1. First of all, the applications base their calculations on the daily nutritional recommendations of the National Nutrition and Health Program (PNNS), which outlines a balanced diet based on the components of the meals consumed on that day. These recommendations are therefore difficult to compare with the nutritional properties of a single food, as it is unlikely to be the only food consumed that day.
2. In addition, the application eliminates any notion of a portion. In essence, 100g of pizza is judged in the same way as a 100g of crackers. However, a portion of pizza may well be as much as 300g whereas a portion of crackers may well be as little as 10g. Consequently, measuring the portion of a meal based on 100g of a specific food will unlikely produce accurate data.
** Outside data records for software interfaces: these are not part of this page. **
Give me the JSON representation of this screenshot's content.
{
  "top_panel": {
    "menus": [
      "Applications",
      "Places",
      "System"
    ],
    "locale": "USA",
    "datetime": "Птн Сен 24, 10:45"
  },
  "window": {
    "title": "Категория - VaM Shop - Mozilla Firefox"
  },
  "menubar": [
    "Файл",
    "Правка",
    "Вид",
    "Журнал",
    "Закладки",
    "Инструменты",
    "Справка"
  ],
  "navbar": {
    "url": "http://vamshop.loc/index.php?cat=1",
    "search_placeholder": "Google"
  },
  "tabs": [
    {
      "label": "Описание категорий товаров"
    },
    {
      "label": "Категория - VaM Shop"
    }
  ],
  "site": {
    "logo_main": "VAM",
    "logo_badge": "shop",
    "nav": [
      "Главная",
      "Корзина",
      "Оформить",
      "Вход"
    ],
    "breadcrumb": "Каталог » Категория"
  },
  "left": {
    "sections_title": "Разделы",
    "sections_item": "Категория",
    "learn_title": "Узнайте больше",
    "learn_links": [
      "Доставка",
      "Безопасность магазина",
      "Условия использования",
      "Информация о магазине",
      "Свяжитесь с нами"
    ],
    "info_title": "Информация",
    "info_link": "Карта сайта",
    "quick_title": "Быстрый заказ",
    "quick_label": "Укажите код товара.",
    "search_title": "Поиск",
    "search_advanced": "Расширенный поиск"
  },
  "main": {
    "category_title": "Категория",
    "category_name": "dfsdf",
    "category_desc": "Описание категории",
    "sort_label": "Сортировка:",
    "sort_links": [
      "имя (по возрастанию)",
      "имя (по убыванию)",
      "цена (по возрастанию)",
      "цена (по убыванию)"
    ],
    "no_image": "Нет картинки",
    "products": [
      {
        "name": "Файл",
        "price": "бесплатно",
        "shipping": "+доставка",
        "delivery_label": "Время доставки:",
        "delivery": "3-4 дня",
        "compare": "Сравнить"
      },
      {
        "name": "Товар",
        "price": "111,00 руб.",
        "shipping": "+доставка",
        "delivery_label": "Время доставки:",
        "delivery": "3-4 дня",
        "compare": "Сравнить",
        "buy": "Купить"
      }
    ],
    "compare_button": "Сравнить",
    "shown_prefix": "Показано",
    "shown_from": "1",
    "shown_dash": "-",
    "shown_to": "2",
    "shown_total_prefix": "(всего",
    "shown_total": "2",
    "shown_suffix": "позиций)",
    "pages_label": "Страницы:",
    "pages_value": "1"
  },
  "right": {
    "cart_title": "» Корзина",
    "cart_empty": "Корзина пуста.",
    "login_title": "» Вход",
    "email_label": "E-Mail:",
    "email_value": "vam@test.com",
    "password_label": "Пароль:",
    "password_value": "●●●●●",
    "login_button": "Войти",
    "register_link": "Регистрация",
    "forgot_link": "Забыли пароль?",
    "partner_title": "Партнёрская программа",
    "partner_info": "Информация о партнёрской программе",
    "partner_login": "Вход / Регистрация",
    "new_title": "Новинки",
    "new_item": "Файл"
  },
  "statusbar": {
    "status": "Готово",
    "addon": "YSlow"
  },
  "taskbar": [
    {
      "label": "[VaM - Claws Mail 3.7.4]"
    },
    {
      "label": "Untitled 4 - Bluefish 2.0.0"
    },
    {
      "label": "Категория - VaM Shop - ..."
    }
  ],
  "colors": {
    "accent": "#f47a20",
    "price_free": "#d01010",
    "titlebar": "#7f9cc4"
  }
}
3. Furthermore, the results provided by these applications only ever comes from the nutrition listings on products – e.g. carbohydrates/100g, sugar/100g. However, it is well known that carbohydrates are not homogenous in quality and in nutritional value.
Consequently, they vary enormously according to their origins and the process of industrial transformations. But within the “carbohydrates” listing we have no way of establishing whether these carbohydrates are “good” or “bad” carbohydrates. For example, ultra processed corn-crackers receives an excellent aggregate score as it does not include any sugar. You may well think “Great – I can eat as much of this as I like!” In reality this is not the case. While the hyperglycaemic nature of this product is not an issue, adding the notion of an index relating to glycemic load would certainly make more sense. The same principle applies for fats and proteins.
4. What about full meals, such as Feed.? As they are complete meals, it is not necessary to judge the nutritional performance in the same way that you would judge that of an individual food. In order to make the comparison legitimate and scientific, we should analyse all of the elements of a conventional meal – e.g. starter, main course, side dishes, and desert. We would then look to create an average score after taking into account the size of each individual component within the meal. Analysing a meal based on the same criteria of an isolated food, while eliminating the concept of quantity and quality, renders the analysis completely biased.
5. Additives – in the context of powdered meals, for those that are not organic (and who do not have all the vitamins and minerals provided by the “natural” ingredients), it is necessary to add vitamins and minerals in the form of chemical or natural compounds. These “additives” are often criticised, nevertheless, they play a vital role in fighting against vitamin and mineral deficiencies. They are, in fact, necessary for the use of macronutrients, the production of energy or the detoxification of the body. These elements, present in our complete meals, are judged in the same way as any other additives by nutritional scan applications.
Thus, the list of additives goes on and the aggregate score (wrongly) decreases. It is therefore necessary to separate the additives nutritional interests from others. These applications are not currently able to do this. Furthermore, the interpretation of certain additives as “flavours” unfortunately misleads consumers. There is never any distinction in the term which can mean “natural flavours” or “natural fruit flavours” which evidently hold very different qualities.
In conclusion, the information extracted from these applications for common and isolated foods can be quick and fun indicators. However, they should be taken with a pinch of salt and should not be used when looking to measure portion size, the nature of the main ingredients or the processed nature of the food. For complete meals, the information that these apps ask for is not applicable and therefore all results are rendered inaccurate.